**YOUR OBJECTIVE:**
Each line of the data below that holds the word "icon" is to be reported in full.
#### AVAILABLE DATA
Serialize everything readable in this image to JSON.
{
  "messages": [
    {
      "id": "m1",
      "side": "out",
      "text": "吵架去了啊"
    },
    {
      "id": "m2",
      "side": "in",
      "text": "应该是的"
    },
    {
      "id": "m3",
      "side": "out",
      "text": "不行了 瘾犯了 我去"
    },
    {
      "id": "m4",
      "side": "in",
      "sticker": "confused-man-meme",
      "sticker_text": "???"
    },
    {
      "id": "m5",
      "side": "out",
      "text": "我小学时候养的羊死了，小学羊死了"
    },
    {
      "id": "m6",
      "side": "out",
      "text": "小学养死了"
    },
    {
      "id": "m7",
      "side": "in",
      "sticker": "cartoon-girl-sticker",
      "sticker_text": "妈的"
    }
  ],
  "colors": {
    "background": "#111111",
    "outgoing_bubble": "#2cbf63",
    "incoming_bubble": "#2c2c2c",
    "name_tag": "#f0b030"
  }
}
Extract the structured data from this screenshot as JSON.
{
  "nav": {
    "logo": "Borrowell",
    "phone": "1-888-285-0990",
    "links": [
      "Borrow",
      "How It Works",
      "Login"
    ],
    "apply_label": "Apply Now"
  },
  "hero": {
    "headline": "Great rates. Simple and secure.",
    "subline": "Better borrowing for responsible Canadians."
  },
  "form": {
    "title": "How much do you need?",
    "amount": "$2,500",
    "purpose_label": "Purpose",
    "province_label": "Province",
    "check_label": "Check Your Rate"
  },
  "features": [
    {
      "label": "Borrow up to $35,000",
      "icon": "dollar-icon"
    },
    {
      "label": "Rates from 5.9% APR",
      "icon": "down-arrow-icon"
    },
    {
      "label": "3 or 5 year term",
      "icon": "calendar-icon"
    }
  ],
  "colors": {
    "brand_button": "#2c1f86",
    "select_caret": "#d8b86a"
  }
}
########
**SOLUTION BELOW:**
      "icon": "dollar-icon"
      "icon": "down-arrow-icon"
      "icon": "calendar-icon"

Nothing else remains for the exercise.